* [WORK REQUIRED] Please say how many lines in the records contain the word "with", giving only the number.

* [MATERIAL SHOWN]
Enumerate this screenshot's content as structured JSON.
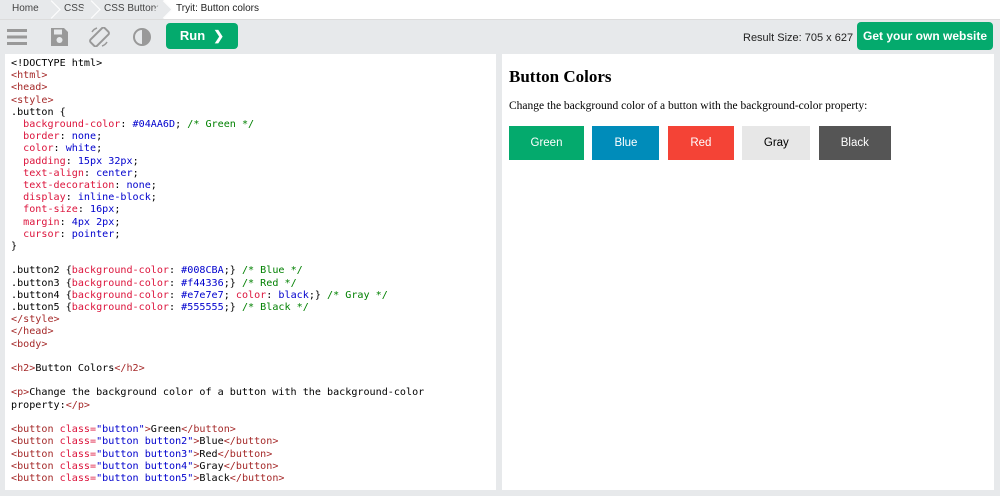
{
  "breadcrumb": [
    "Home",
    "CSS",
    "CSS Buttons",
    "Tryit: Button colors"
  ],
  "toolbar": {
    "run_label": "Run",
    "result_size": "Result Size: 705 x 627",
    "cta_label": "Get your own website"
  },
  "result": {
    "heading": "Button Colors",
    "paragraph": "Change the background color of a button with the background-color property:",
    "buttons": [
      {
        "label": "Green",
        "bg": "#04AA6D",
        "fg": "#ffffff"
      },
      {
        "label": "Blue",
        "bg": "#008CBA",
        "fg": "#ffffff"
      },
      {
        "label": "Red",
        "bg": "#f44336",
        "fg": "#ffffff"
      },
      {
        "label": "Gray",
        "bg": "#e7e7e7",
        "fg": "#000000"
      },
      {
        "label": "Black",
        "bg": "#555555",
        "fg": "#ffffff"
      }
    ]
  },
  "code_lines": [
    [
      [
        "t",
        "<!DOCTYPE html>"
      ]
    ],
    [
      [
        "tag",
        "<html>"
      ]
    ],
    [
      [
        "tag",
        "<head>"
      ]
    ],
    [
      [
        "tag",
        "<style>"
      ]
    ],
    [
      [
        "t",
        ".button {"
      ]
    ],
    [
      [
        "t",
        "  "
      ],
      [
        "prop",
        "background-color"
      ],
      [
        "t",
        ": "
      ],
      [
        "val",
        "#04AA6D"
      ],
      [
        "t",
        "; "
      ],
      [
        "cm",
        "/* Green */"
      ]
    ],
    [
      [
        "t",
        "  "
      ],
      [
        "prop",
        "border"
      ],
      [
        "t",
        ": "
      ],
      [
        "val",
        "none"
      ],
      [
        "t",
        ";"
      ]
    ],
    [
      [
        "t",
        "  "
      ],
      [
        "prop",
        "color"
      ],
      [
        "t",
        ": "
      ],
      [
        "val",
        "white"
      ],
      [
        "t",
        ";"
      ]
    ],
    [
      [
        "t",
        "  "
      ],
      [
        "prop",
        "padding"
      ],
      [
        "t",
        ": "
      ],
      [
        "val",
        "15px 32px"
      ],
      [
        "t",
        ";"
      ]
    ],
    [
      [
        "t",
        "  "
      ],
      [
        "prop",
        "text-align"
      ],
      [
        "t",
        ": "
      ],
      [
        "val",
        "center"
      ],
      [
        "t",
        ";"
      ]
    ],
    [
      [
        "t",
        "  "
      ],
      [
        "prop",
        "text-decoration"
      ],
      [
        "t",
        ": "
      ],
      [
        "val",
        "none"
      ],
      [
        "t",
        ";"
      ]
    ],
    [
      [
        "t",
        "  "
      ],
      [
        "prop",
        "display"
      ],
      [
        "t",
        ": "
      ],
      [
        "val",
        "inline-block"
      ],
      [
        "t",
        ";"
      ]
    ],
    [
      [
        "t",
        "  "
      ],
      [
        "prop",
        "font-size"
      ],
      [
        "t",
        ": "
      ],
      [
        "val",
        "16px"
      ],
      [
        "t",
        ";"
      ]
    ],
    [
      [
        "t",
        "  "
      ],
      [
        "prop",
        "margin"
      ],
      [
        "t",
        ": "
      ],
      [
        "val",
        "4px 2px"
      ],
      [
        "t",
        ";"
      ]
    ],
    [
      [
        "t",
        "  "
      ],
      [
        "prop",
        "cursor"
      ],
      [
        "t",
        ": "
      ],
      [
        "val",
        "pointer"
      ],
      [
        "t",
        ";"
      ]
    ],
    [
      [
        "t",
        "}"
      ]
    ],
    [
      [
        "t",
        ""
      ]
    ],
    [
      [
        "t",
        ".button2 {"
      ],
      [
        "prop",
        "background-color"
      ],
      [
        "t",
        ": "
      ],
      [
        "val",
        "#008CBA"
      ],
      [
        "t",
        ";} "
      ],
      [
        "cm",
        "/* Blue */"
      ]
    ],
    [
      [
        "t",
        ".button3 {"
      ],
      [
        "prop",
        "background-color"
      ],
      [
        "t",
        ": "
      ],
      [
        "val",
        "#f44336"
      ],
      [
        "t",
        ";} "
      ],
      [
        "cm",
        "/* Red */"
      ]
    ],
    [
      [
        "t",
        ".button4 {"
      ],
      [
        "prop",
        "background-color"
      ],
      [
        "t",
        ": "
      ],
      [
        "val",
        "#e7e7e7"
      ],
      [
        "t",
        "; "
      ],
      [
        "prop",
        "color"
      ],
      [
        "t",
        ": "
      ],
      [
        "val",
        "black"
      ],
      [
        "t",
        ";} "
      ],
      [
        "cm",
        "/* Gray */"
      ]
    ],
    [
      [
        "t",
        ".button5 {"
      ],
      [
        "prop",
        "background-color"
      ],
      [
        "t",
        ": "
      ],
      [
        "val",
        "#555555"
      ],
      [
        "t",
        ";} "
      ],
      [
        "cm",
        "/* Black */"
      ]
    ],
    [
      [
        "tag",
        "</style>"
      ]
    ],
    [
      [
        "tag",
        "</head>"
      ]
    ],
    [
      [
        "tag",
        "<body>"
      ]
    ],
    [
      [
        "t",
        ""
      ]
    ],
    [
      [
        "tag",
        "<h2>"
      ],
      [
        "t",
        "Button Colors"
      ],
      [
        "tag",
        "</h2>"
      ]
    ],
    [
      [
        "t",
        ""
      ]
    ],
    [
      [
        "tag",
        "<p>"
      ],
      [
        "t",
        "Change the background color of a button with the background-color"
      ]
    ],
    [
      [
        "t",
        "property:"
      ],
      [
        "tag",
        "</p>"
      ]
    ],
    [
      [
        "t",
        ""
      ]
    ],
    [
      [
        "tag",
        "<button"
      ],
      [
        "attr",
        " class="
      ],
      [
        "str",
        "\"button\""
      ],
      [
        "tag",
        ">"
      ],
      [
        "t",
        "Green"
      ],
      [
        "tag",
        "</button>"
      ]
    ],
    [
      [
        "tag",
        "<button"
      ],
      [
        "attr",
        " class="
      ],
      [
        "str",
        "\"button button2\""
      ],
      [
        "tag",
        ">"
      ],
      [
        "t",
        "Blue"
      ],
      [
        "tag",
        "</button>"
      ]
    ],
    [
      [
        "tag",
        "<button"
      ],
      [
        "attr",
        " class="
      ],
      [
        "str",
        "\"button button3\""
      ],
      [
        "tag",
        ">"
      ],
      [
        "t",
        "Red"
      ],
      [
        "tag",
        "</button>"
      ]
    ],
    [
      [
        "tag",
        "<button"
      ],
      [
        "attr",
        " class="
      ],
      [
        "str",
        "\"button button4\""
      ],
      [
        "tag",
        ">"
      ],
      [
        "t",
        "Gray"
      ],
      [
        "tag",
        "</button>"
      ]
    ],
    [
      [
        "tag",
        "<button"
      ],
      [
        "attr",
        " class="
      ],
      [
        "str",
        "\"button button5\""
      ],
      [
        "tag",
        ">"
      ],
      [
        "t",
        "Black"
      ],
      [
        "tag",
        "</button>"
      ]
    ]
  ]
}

* [RESULT OF THIS EXERCISE] 2